Manuela B.4 years ago

YES! some good news for a change....

Donna Hamilton
Donna Hamilton5 years ago

Great news

Monique D.
Mon D.5 years ago

A step in the right direction

Monique D.
Mon D.5 years ago

A step in the right direction

Marjaana V.
m y.5 years ago

thanks! nice to have good news!

Mary Beth M.
Mary Beth M.5 years ago

Some good news!

Lindsey Williams
Lindsey Williams5 years ago


Patricia G.
Patricia G.5 years ago

Fantastic news! Horray!

Harshiita Sharma
Harshita Sharma5 years ago

This is such a superb news!!!!!!!!!!! :D :D :D :D
Thanks for sharing!!! :))))))))

Carole R.
Carole R.5 years ago

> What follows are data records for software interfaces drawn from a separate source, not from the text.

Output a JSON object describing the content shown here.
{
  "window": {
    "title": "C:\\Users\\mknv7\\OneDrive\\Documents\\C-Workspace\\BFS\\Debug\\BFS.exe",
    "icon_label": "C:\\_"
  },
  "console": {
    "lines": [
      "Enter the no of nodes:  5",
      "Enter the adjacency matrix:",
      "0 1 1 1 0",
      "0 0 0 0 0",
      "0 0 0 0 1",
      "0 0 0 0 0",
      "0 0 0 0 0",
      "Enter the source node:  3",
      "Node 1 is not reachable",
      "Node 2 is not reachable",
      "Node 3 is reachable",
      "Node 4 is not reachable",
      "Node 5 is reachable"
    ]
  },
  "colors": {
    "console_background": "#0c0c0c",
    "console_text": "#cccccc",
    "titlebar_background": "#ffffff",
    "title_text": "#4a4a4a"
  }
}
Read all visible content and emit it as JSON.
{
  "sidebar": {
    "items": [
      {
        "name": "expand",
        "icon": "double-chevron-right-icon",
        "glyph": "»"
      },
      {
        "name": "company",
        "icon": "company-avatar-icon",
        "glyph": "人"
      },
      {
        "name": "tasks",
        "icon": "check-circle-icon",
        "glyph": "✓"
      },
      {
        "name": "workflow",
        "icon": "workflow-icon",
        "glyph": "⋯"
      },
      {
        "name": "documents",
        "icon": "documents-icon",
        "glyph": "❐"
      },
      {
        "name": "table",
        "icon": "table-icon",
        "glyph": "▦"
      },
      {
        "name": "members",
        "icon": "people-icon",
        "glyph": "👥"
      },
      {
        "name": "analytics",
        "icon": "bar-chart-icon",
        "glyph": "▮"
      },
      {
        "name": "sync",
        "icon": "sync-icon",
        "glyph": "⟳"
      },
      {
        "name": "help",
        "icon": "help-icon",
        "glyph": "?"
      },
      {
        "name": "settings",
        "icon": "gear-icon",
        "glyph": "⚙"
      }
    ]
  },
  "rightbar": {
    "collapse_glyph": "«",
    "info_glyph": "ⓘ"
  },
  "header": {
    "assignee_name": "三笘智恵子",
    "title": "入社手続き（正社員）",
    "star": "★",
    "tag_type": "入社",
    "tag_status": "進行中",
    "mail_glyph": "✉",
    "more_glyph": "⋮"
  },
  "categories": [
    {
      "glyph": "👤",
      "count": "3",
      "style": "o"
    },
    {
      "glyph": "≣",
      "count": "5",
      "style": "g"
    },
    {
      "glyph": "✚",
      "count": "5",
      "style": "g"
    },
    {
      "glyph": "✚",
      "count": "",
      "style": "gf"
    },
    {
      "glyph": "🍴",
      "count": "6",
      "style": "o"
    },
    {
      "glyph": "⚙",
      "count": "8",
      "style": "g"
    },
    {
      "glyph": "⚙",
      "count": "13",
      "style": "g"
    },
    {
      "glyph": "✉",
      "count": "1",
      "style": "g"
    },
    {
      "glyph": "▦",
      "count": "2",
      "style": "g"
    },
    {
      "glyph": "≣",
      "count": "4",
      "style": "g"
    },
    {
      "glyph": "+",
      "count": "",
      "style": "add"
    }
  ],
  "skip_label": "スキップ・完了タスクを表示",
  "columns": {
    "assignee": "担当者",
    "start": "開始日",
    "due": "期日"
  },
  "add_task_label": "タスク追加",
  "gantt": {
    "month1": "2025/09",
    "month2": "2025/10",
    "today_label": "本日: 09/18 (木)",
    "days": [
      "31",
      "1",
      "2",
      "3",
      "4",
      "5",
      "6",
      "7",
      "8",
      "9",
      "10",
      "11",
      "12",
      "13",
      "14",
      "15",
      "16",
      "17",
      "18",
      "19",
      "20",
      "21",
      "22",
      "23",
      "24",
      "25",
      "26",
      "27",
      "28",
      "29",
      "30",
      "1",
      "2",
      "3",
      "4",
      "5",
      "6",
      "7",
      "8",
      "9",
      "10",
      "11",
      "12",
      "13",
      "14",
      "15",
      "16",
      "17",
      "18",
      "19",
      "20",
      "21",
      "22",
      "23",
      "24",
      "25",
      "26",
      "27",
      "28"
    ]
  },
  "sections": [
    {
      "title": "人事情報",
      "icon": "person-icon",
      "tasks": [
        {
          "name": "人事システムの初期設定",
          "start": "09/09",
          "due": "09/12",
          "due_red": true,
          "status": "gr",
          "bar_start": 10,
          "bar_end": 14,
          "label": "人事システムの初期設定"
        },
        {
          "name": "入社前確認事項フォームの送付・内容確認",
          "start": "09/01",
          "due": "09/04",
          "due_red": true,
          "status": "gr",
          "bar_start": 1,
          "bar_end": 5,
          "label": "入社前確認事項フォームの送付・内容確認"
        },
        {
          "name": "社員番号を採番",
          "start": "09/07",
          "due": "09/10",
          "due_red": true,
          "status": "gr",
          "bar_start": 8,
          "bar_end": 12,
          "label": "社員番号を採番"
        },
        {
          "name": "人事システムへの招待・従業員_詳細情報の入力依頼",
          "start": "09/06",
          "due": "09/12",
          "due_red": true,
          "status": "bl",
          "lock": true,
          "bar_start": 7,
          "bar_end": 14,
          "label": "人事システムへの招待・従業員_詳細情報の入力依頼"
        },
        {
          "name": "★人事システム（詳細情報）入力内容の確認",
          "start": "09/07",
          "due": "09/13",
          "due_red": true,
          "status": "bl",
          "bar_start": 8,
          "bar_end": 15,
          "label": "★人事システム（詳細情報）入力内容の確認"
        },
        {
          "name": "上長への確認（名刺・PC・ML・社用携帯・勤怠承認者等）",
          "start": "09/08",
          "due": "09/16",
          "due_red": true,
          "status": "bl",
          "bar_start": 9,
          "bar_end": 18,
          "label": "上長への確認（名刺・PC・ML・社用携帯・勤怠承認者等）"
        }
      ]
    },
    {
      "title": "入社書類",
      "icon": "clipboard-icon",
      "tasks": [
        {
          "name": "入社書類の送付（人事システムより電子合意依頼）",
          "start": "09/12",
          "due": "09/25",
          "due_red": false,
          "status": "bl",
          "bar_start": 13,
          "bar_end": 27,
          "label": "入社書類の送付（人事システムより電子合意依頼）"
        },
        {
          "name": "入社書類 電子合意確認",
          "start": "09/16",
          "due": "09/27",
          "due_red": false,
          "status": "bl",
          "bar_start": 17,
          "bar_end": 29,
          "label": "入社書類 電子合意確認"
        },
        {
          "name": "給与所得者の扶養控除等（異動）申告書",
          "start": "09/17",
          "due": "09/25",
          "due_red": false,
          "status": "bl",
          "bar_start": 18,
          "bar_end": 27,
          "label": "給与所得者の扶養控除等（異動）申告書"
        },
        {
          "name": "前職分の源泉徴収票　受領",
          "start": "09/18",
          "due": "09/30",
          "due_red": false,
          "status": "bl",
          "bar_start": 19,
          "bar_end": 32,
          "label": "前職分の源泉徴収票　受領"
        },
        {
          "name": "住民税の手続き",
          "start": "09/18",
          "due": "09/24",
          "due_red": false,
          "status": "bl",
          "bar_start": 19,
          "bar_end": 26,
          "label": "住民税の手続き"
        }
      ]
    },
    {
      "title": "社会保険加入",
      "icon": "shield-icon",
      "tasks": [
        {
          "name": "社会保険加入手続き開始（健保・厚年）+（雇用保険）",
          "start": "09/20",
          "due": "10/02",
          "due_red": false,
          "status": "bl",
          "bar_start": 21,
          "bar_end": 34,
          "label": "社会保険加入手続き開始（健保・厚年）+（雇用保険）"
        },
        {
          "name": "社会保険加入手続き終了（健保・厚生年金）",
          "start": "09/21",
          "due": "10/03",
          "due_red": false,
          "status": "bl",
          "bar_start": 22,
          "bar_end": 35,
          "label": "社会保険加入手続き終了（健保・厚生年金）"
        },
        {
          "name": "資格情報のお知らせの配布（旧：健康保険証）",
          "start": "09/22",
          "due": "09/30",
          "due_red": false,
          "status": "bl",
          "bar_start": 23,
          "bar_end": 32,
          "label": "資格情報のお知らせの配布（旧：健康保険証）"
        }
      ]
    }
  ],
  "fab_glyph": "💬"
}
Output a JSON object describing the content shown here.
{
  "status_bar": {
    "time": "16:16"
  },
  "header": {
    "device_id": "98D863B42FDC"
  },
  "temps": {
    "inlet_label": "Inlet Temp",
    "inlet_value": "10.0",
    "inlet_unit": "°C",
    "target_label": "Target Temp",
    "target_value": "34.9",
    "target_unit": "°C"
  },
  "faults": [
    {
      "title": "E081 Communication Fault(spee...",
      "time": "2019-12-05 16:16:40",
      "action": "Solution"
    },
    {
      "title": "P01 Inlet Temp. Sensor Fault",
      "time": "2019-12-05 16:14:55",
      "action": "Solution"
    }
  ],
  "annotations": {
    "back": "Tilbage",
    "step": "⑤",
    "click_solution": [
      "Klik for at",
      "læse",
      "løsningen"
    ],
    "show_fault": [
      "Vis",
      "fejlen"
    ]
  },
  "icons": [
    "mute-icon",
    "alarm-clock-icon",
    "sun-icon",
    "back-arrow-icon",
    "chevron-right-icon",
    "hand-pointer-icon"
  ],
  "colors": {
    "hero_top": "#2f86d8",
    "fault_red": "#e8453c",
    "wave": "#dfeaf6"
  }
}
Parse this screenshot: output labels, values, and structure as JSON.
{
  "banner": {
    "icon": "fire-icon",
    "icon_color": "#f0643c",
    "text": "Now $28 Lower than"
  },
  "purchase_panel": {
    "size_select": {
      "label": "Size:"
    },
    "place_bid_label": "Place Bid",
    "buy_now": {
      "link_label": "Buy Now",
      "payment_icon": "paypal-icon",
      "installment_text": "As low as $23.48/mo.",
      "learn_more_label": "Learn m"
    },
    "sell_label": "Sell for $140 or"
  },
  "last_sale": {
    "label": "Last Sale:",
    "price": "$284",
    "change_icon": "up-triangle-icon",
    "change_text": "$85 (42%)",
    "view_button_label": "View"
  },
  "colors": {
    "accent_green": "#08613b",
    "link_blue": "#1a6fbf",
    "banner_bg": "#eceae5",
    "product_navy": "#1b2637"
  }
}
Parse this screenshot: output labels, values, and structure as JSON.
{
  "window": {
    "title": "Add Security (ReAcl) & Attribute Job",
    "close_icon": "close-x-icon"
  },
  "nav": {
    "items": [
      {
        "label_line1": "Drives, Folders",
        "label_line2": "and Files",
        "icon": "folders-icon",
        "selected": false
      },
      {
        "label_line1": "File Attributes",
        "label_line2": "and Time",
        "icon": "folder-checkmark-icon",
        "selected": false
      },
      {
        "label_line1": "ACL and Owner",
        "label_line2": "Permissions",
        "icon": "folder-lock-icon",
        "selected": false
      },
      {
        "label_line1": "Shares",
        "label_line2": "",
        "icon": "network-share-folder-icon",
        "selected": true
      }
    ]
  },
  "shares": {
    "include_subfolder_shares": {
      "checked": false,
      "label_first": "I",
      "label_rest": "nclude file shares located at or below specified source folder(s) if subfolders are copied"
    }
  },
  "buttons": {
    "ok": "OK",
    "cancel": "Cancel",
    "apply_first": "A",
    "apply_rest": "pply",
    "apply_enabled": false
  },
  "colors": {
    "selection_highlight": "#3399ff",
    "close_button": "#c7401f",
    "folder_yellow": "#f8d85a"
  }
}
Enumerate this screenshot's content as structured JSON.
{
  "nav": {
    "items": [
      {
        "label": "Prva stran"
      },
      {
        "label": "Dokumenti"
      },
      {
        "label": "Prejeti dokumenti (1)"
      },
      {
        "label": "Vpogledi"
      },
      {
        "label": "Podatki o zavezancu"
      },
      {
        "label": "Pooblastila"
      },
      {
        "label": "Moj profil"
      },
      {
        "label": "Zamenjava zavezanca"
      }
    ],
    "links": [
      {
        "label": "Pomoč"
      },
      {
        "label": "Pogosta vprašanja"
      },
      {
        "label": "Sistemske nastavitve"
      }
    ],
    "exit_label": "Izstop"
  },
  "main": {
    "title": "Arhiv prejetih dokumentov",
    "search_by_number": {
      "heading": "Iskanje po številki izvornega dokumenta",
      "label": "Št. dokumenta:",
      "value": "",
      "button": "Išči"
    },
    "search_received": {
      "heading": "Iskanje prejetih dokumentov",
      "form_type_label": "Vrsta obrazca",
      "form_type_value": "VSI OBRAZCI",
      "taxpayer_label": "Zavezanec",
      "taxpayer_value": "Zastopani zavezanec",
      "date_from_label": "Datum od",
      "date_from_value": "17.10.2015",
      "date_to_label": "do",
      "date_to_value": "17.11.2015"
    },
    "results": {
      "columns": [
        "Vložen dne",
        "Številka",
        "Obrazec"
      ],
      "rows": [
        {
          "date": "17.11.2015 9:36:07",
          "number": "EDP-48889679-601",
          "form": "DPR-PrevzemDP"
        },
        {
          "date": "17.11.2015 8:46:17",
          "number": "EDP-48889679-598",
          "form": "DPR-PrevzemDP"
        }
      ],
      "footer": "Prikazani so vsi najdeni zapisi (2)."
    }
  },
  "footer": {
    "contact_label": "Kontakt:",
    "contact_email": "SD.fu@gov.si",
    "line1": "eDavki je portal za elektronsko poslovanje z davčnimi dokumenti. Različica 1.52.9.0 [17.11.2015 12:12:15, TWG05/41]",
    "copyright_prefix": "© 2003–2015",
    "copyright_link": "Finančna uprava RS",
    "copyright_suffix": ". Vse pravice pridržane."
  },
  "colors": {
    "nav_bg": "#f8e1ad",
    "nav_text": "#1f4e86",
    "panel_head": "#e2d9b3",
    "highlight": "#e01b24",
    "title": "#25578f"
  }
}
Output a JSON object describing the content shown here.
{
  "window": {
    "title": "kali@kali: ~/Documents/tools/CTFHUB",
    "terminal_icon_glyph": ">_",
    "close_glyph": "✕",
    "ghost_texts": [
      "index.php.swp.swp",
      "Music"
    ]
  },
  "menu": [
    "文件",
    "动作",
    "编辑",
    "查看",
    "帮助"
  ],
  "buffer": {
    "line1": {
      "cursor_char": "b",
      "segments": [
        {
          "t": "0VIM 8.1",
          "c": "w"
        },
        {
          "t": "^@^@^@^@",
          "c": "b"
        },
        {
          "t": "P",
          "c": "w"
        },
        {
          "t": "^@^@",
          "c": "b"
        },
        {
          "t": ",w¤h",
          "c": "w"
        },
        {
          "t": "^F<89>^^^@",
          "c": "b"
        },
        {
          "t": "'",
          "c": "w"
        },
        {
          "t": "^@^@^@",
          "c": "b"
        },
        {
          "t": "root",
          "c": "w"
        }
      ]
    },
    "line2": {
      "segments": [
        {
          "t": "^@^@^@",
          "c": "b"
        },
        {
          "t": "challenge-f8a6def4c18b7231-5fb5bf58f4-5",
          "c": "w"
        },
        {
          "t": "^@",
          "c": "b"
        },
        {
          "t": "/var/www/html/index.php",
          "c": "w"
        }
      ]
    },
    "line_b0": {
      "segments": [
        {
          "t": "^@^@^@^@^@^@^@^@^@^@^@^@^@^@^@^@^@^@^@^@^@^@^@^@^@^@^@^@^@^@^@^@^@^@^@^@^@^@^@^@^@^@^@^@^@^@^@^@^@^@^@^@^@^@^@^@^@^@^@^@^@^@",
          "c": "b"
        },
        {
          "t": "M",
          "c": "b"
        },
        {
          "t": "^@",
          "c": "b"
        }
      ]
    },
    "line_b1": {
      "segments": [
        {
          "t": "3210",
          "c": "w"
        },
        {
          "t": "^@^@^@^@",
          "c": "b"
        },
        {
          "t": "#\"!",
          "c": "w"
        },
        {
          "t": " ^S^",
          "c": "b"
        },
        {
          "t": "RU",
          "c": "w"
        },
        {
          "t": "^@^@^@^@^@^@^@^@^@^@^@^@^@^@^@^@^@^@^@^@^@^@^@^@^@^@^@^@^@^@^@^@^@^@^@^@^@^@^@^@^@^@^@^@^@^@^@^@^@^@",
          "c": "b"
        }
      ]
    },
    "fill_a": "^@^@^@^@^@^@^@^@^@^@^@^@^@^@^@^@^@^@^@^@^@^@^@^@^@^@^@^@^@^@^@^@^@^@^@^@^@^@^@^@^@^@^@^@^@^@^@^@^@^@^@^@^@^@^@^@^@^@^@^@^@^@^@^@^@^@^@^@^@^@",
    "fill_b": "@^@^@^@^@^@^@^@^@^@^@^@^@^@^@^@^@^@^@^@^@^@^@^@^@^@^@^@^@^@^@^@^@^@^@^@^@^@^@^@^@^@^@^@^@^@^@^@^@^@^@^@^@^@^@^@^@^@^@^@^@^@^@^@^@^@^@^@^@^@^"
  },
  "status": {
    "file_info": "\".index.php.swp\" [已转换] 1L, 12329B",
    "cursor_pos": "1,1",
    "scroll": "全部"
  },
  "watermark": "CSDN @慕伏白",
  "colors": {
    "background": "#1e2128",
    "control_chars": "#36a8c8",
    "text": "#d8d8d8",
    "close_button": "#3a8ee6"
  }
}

I love these sae turtles and I am go glad they are doing well.